The Four Ancient Greek Concepts of Love

The Ancient Greeks had 4 terms for love. The first term, “philia” (pronounced “feel-ee-ah”), refers to “affection which grows from friendship”. The second term, “storgē” (pronounced “stor-gay”), refers to the “kind of love one has for a grandparent or sibling”. The third term, “érōs” (pronounced “air-ohs”), refers to “romantic love, the uncontrollable urge to say “I love you” to another person”. The fourth and final term, “agápē” (pronounced “ah-gah-pay”), refers to “steadfast love as an action, the kind of love to take care of a partner in their elder years as they decline further and further”

The Translation and Cultural Meaning Behind the Traditional Cantonese Chinese Lunar New Year Greeting

The Cantonese phrase “gung hay fat choy” which is said during the Chinese Lunar New Year does not translate to “Happy New Year” as is commonly believed, rather it translates to “wishing you to be prosperous in the coming year” and is in reference primarily to finance as this is viewed as one of the most, if not the most, important consideration when starting a new year within Chinese culture

Ancient Roman Emperor Julius Caesar’s Contribution to Time Keeping

The month of July is a derivation of the name, “Julius Caesar”. The ancient Romans opted to rename “Quintilis”, the original name for July which means “fifth month” in Latin, to “July” after Caesars death because this was the same month that he was born. The Julian calendar, a western calendar used until 1582 when the Gregorian calendar supplanted it, is also attributed to Caesar as the Roman year had only 355 days and required an extra month be added, every 3 years. The ancient Romans repeatedly made the same calculation errors and continually found seasons out of synchronization with the actual calendar date observed. With the help of a few Roman scientists, Caesar removed the pre-Etruscan 10 month solar calendar in favor of the 365 day year calendar named after himself. The Roman calendar started on March 25, but was moved to January 1 with the advent of the Gregorian calendar

The Etymology of “Matter Plasma” and “Blood Plasma”

plasma-blood-and-star

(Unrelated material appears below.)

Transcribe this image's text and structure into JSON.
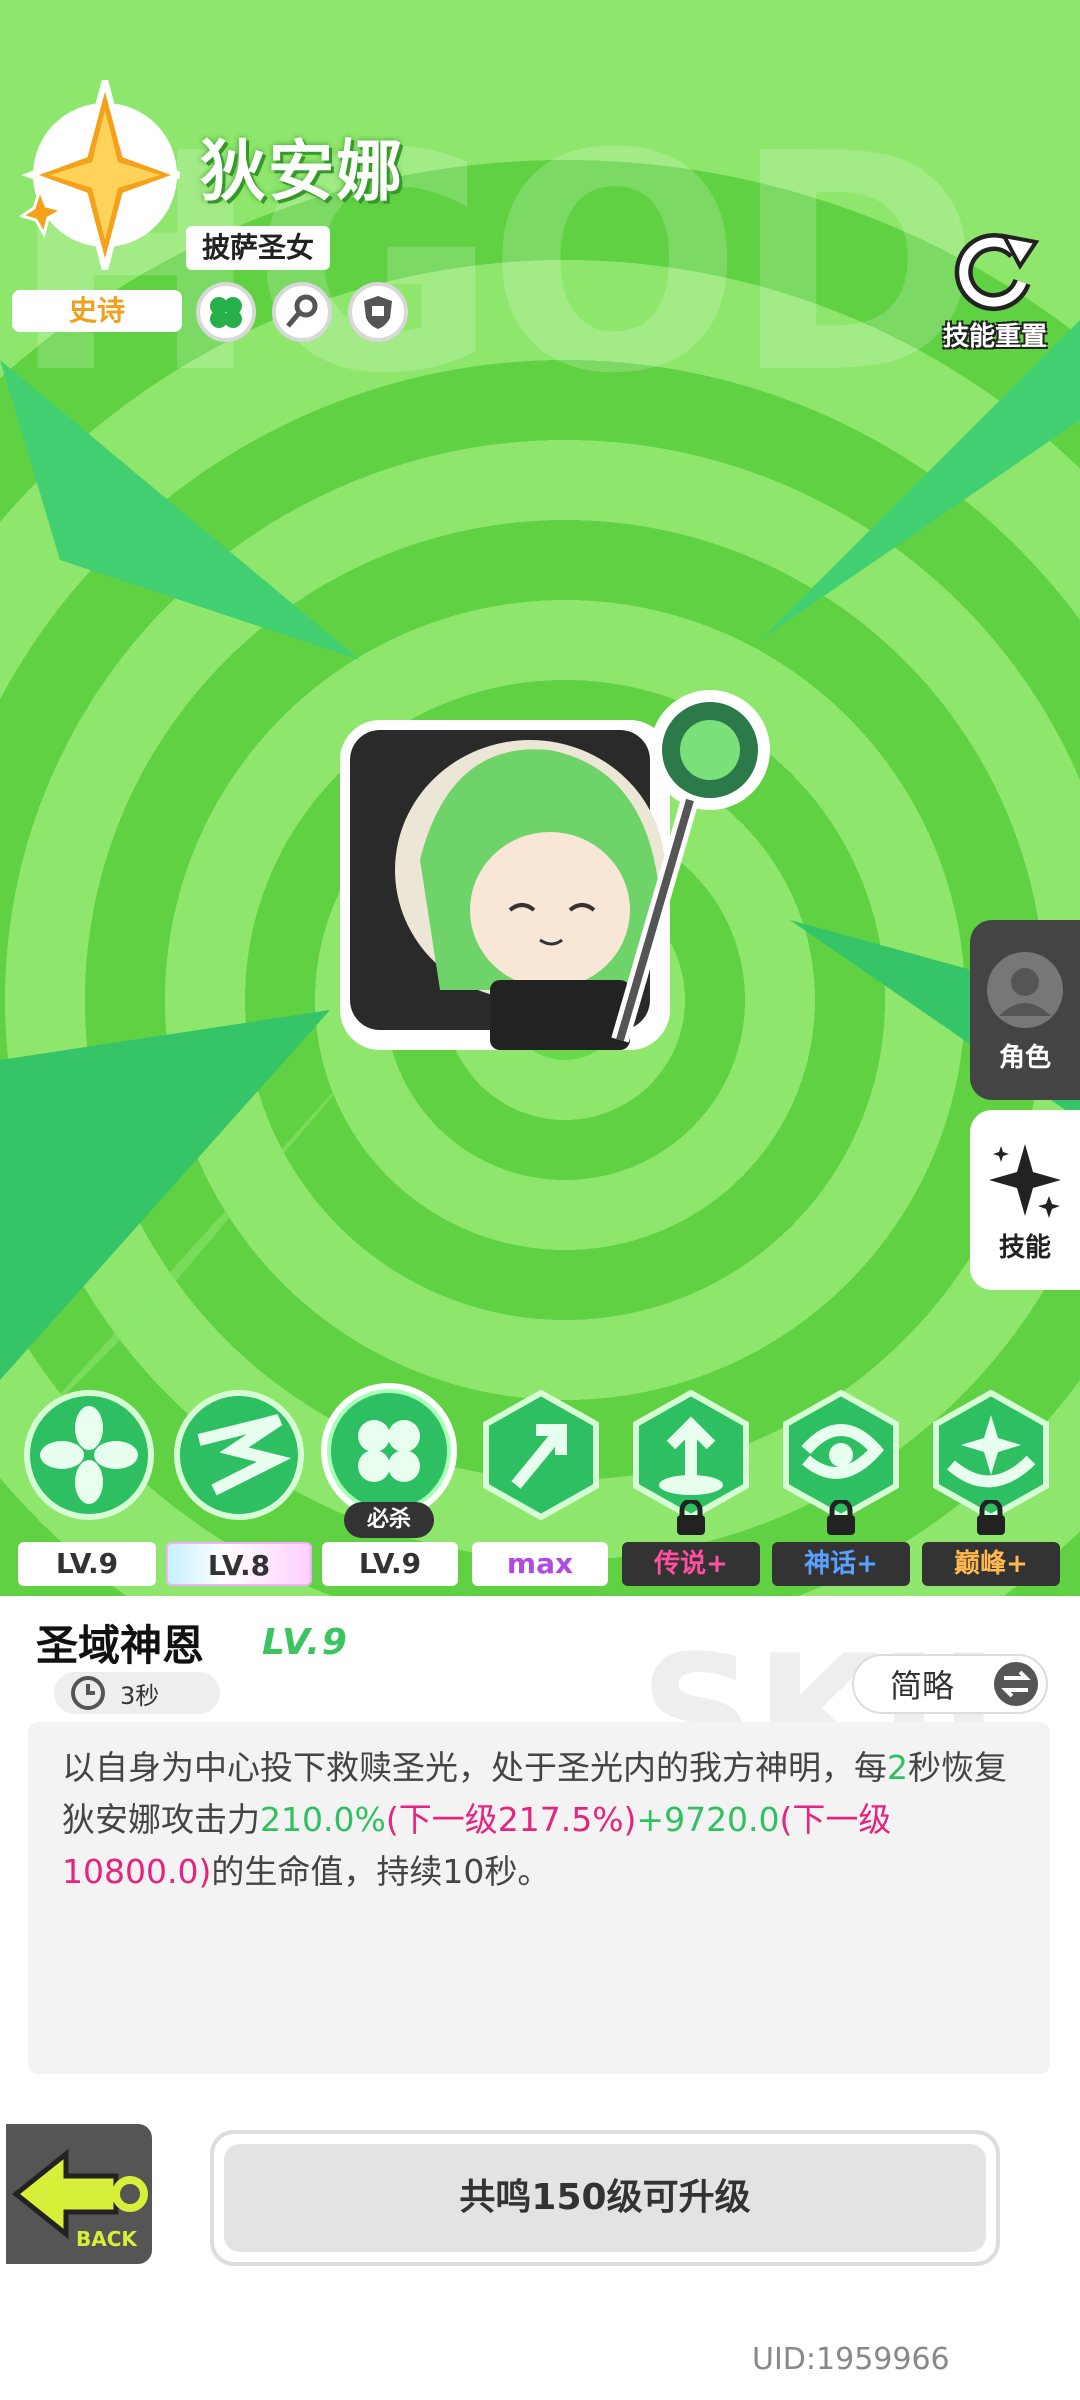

The term “plasma” is derived from the ancient Greek term “plassein” which means to “shape or mold something”. Plasma related to physics, specifically matter which has had its electrons separated from the rest of its atoms, forcing it to become an ion, more specifically a mixture of free floating electrons and ions, was first identified by British chemist and physicist Sir William Crookes in 1879 using cathode ray tubes. Crookes referred to this discovery initially as “radiant matter” but it became known as “plasma” in 1928 because of American chemist Irving Langmuir. Langmuir was exploring ionized gases, gases which were subjected to strong electrical fields to remove electrons from their orbital shells. Langmuir used the analogy of blood to explain this phenomena, with the ions representative of corpuscles and the remaining gas thought of as clear liquid. Blood is similar to plasma in that it is primarily comprised of 2 components which include its clear liquid and the corpuscles/cells entrapped within this fluid. This clear liquid was named “plasma” by Czech physiologist Johannes Purkinje In 1927. The definition of matter plasma and blood plasma however have absolutely nothing to do with eachother physically, aside from the fact that two different scientists had the idea to use the same term at approximately the same time. It is believed that these two scientists based their name upon the ancient Greek definition of the term “plasma”